Simple tips to include more veggies in your diet.
Were you one of those kids who refused to eat your vegetables at dinner but mom wouldn’t let you leave the table until you did? She knew what was best for you and was trying to teach you to eat healthy foods. Maybe you’re a parent today and have kids who don’t like their veggies or perhaps you still hate green foods.
Whether you like or dislike vegetables, they are some of, if not the healthiest foods in the world. If you need convincing, here are a few health benefits of vegetables: they reduce your risk of obesity, heart disease, diabetes, and certain cancers. They even help lower blood pressure and keep bones strong. On top of that, veggies contain little to no fat, calories, or cholesterol and are high in essential vitamins and minerals and fiber.
If veggies aren’t your favorite foods but you know you and your family need to increase your intake, here are a few helpful tips, provided by Van Buren Fitness Center, to sneak veggies in other dishes or prepare them in pleasing ways.
Veggies for Breakfast?
You don’t usually associate vegetables with breakfast foods, but it’s simple to add chopped veggies to an omelet. Chopped tomatoes, mushrooms, spinach, onions, or peppers are simple ingredients to add to your eggs so your breakfast is the healthiest yet.
Add to Favorite Dishes
What does your family like to eat for dinner? An easy way to consume more veggies is to include them in the foods you already enjoy. Make an extra layer of veggies in your lasagna, stir chopped veggies into your favorite soup, add some green stuff to your casserole, or pile veggies on your sandwich or pizza.

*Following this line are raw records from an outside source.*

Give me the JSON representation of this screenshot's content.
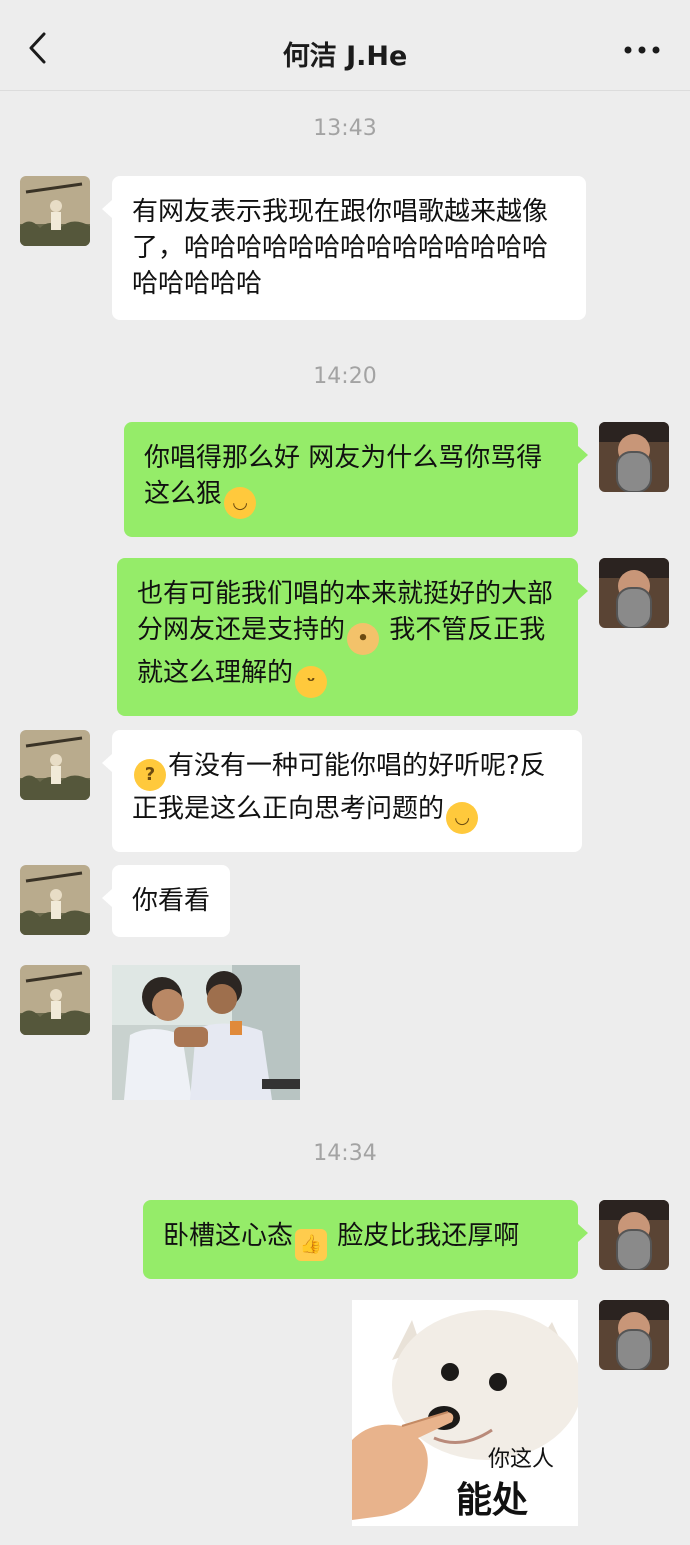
{
  "header": {
    "title": "何洁 J.He",
    "back_icon": "chevron-left-icon",
    "more_icon": "more-dots-icon"
  },
  "colors": {
    "background": "#ededed",
    "received_bubble": "#ffffff",
    "sent_bubble": "#95ec69",
    "timestamp": "#a3a3a3"
  },
  "timestamps": [
    "13:43",
    "14:20",
    "14:34"
  ],
  "messages": [
    {
      "side": "left",
      "text": "有网友表示我现在跟你唱歌越来越像了，哈哈哈哈哈哈哈哈哈哈哈哈哈哈哈哈哈哈哈"
    },
    {
      "side": "right",
      "text_a": "你唱得那么好 网友为什么骂你骂得这么狠",
      "emoji": "smile-emoji"
    },
    {
      "side": "right",
      "text_a": "也有可能我们唱的本来就挺好的大部分网友还是支持的",
      "emoji_1": "doge-emoji",
      "text_b": " 我不管反正我就这么理解的",
      "emoji_2": "hug-emoji"
    },
    {
      "side": "left",
      "emoji_1": "thinking-emoji",
      "text_a": "有没有一种可能你唱的好听呢?反正我是这么正向思考问题的",
      "emoji_2": "smile-emoji"
    },
    {
      "side": "left",
      "text": "你看看"
    },
    {
      "side": "left",
      "type": "image",
      "alt": "two-boys-laughing-photo"
    },
    {
      "side": "right",
      "text_a": "卧槽这心态",
      "emoji": "thumbs-up-emoji",
      "text_b": " 脸皮比我还厚啊"
    },
    {
      "side": "right",
      "type": "sticker",
      "line1": "你这人",
      "line2": "能处"
    }
  ]
}
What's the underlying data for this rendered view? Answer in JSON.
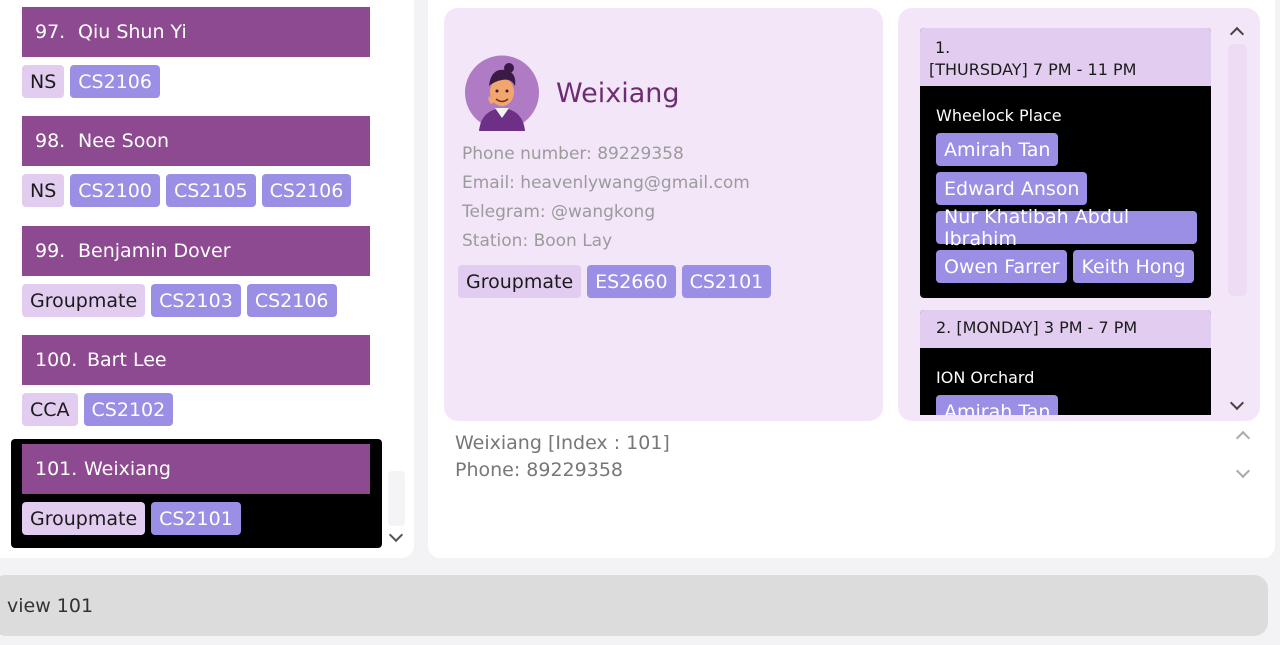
{
  "contacts": [
    {
      "index": "97.",
      "name": "Qiu Shun Yi",
      "categories": [
        "NS"
      ],
      "modules": [
        "CS2106"
      ]
    },
    {
      "index": "98.",
      "name": "Nee Soon",
      "categories": [
        "NS"
      ],
      "modules": [
        "CS2100",
        "CS2105",
        "CS2106"
      ]
    },
    {
      "index": "99.",
      "name": "Benjamin Dover",
      "categories": [
        "Groupmate"
      ],
      "modules": [
        "CS2103",
        "CS2106"
      ]
    },
    {
      "index": "100.",
      "name": "Bart Lee",
      "categories": [
        "CCA"
      ],
      "modules": [
        "CS2102"
      ]
    }
  ],
  "selected_contact": {
    "index": "101.",
    "name": "Weixiang",
    "categories": [
      "Groupmate"
    ],
    "modules": [
      "CS2101"
    ]
  },
  "profile": {
    "name": "Weixiang",
    "phone": "Phone number: 89229358",
    "email": "Email: heavenlywang@gmail.com",
    "telegram": "Telegram: @wangkong",
    "station": "Station: Boon Lay",
    "categories": [
      "Groupmate"
    ],
    "modules": [
      "ES2660",
      "CS2101"
    ]
  },
  "schedule": [
    {
      "number": "1.",
      "time": "[THURSDAY] 7 PM - 11 PM",
      "place": "Wheelock Place",
      "members": [
        "Amirah Tan",
        "Edward Anson",
        "Nur Khatibah Abdul Ibrahim",
        "Owen Farrer",
        "Keith Hong"
      ]
    },
    {
      "number": "2.",
      "time": "[MONDAY] 3 PM - 7 PM",
      "place": "ION Orchard",
      "members": [
        "Amirah Tan"
      ]
    }
  ],
  "result": {
    "line1": "Weixiang [Index : 101]",
    "line2": "Phone: 89229358"
  },
  "command": {
    "value": "view 101"
  },
  "colors": {
    "accent": "#8e4a90",
    "category_tag": "#e2cdf0",
    "module_tag": "#9a8ee5",
    "card_bg": "#f2e6f8"
  }
}
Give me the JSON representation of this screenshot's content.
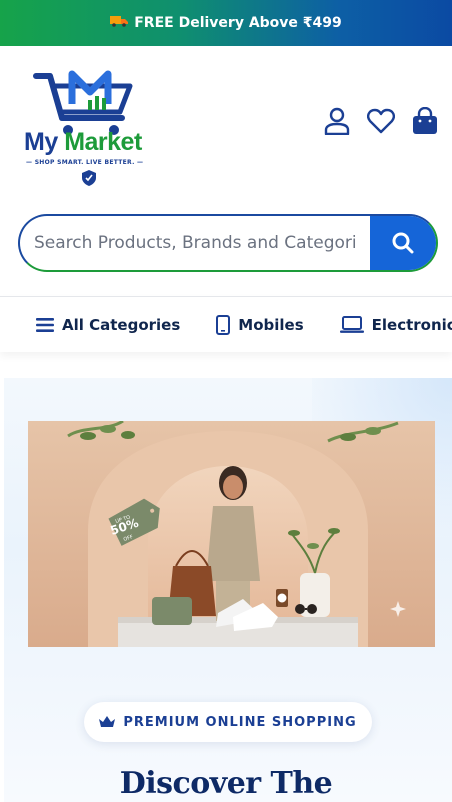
{
  "promo": {
    "text": "FREE Delivery Above ₹499",
    "icon": "truck-icon"
  },
  "logo": {
    "brand_my": "My",
    "brand_market": "Market",
    "tagline": "— SHOP SMART. LIVE BETTER. —"
  },
  "header_icons": [
    "user-icon",
    "heart-icon",
    "shopping-bag-icon"
  ],
  "search": {
    "placeholder": "Search Products, Brands and Categories"
  },
  "categories": [
    {
      "label": "All Categories",
      "icon": "menu-icon"
    },
    {
      "label": "Mobiles",
      "icon": "mobile-icon"
    },
    {
      "label": "Electronics",
      "icon": "laptop-icon"
    }
  ],
  "banner": {
    "discount_top": "UP TO",
    "discount_value": "50%",
    "discount_bottom": "OFF"
  },
  "hero": {
    "pill_text": "PREMIUM ONLINE SHOPPING",
    "heading": "Discover The"
  },
  "colors": {
    "accent_blue": "#1565d8",
    "brand_green": "#1d9b3a",
    "navy": "#10264d"
  }
}
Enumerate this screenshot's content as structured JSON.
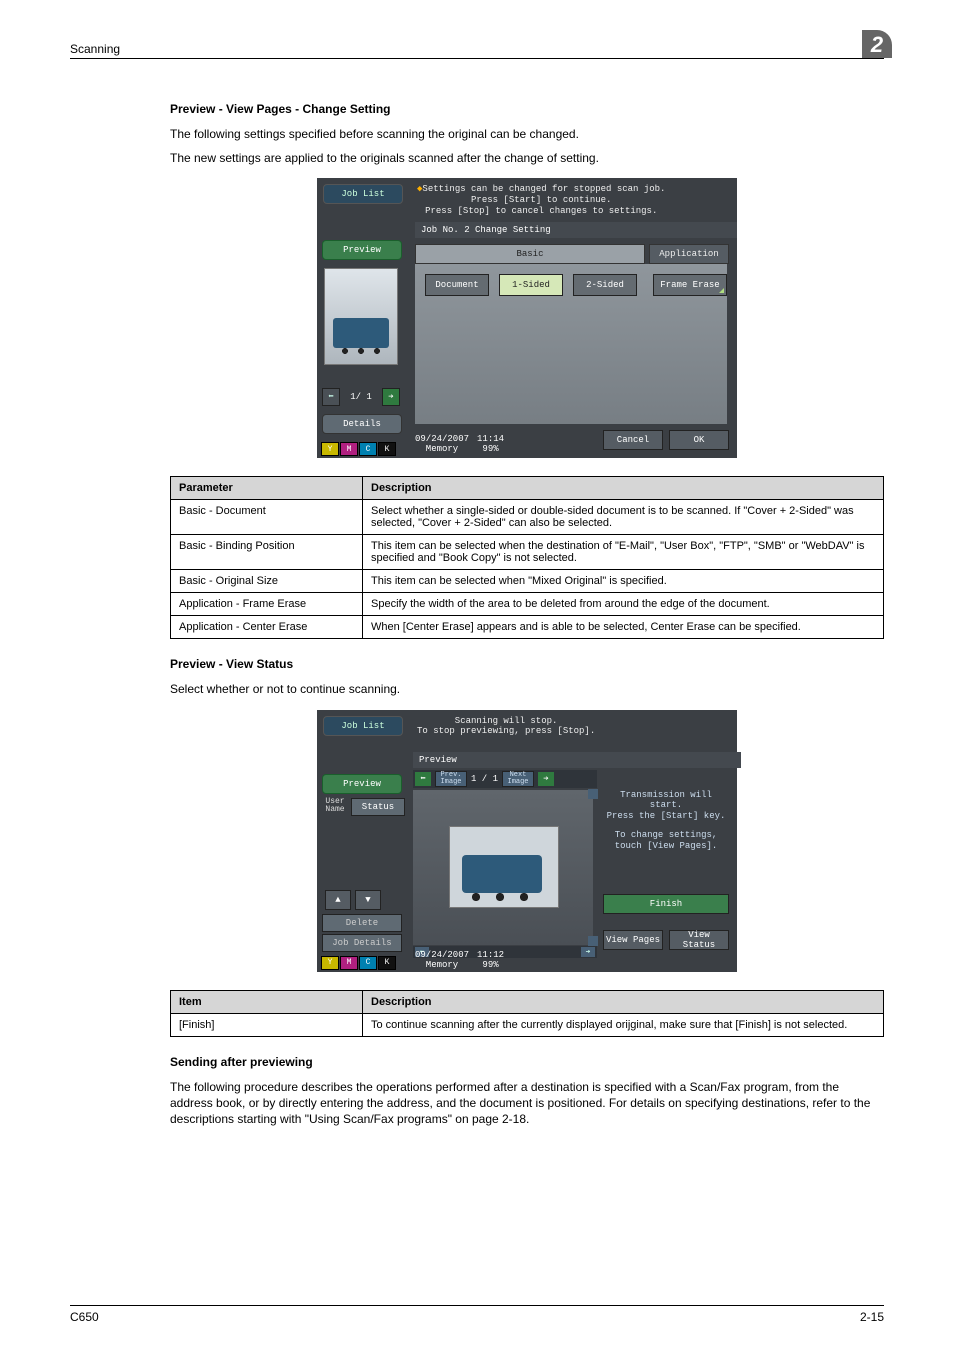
{
  "header": {
    "section": "Scanning",
    "chapter": "2"
  },
  "h1": "Preview - View Pages - Change Setting",
  "p1": "The following settings specified before scanning the original can be changed.",
  "p2": "The new settings are applied to the originals scanned after the change of setting.",
  "shot1": {
    "joblist": "Job List",
    "preview": "Preview",
    "details": "Details",
    "pager": {
      "text": "1/   1"
    },
    "msg1": "Settings can be changed for stopped scan job.",
    "msg2": "Press [Start] to continue.",
    "msg3": "Press [Stop] to cancel changes to settings.",
    "jobno": "Job No.       2   Change Setting",
    "tab_basic": "Basic",
    "tab_app": "Application",
    "chip_doc": "Document",
    "chip_1s": "1-Sided",
    "chip_2s": "2-Sided",
    "chip_fe": "Frame Erase",
    "date": "09/24/2007",
    "time": "11:14",
    "memory": "Memory",
    "mempct": "99%",
    "cancel": "Cancel",
    "ok": "OK",
    "toners": {
      "y": "Y",
      "m": "M",
      "c": "C",
      "k": "K"
    }
  },
  "table1": {
    "head": {
      "param": "Parameter",
      "desc": "Description"
    },
    "rows": [
      {
        "k": "Basic - Document",
        "v": "Select whether a single-sided or double-sided document is to be scanned. If \"Cover + 2-Sided\" was selected, \"Cover + 2-Sided\" can also be selected."
      },
      {
        "k": "Basic - Binding Position",
        "v": "This item can be selected when the destination of \"E-Mail\", \"User Box\", \"FTP\", \"SMB\" or \"WebDAV\" is specified and \"Book Copy\" is not selected."
      },
      {
        "k": "Basic - Original Size",
        "v": "This item can be selected when \"Mixed Original\" is specified."
      },
      {
        "k": "Application - Frame Erase",
        "v": "Specify the width of the area to be deleted from around the edge of the document."
      },
      {
        "k": "Application - Center Erase",
        "v": "When [Center Erase] appears and is able to be selected, Center Erase can be specified."
      }
    ]
  },
  "h2": "Preview - View Status",
  "p3": "Select whether or not to continue scanning.",
  "shot2": {
    "joblist": "Job List",
    "preview": "Preview",
    "username": "User Name",
    "status": "Status",
    "delete": "Delete",
    "jobdetails": "Job Details",
    "topmsg1": "Scanning will stop.",
    "topmsg2": "To stop previewing, press [Stop].",
    "previewlbl": "Preview",
    "prev_image": "Prev. Image",
    "next_image": "Next Image",
    "pager": "1 /    1",
    "side1": "Transmission will start.",
    "side2": "Press the [Start] key.",
    "side3": "To change settings,",
    "side4": "touch [View Pages].",
    "finish": "Finish",
    "viewpages": "View Pages",
    "viewstatus": "View Status",
    "date": "09/24/2007",
    "time": "11:12",
    "memory": "Memory",
    "mempct": "99%",
    "toners": {
      "y": "Y",
      "m": "M",
      "c": "C",
      "k": "K"
    }
  },
  "table2": {
    "head": {
      "item": "Item",
      "desc": "Description"
    },
    "rows": [
      {
        "k": "[Finish]",
        "v": "To continue scanning after the currently displayed orijginal, make sure that [Finish] is not selected."
      }
    ]
  },
  "h3": "Sending after previewing",
  "p4": "The following procedure describes the operations performed after a destination is specified with a Scan/Fax program, from the address book, or by directly entering the address, and the document is positioned. For details on specifying destinations, refer to the descriptions starting with \"Using Scan/Fax programs\" on page 2-18.",
  "footer": {
    "left": "C650",
    "right": "2-15"
  }
}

Chances are pretty good that if you’re eating soup, casserole, and pasta, the recipes already include some kind of vegetable. A personal trainer in Van Buren also suggests doubling the amount of veggies the recipe calls for.
For those who dislike the texture of certain vegetables or for kids who won’t eat veggies plain, try this creative trick: grate or puree vegetables and hide them in other foods. Grated carrots or zucchini works well in meatballs, burgers, or meatloaf. Pureed cooked squash, peppers, and cauliflower are easily hidden in sauces, mac and cheese, or mashed potatoes.
Eat Them Sweet
Traditionally, vegetables aren’t known as sweet foods, but they taste delicious in baked goods. With all the yummy options—pumpkin pie, zucchini bread, carrot cake, or corn muffins, your kids will be begging for more.
Drink Your Veggies
Get creative in the kitchen with your blender or juicer. Carrots, cucumbers, tomatoes, sweet potatoes, and canned pumpkin are a few options. Find a recipe online that sounds good and give it a try.
While all your vegetable servings shouldn’t come from juice (you miss out on fiber), a serving or two a day is a great way to fill up on the nutrients vegetables offer. Carrot juice, tomato juice, or a veggie-fruit combination can be a refreshing way to get your recommended daily amount of vegetables.
Dips, Sauces, and Spices
Grab a handful of raw, cooked, or grilled veggies and make them more palatable with these ideas provided by Van Buren boot camp. Dip raw veggies in a ranch or onion dip, whether homemade or store-bought. Sauté your veggies in olive oil; glaze them with honey; or sprinkle on some salt, lemon pepper, or shredded Parmesan cheese. Broccoli and cauliflower are two veggies made even more delicious with a low-fat cheese sauce drizzled on top.
“Life expectancy would grow by leaps and bounds if green vegetables smelled as good as bacon.”—Doug Larson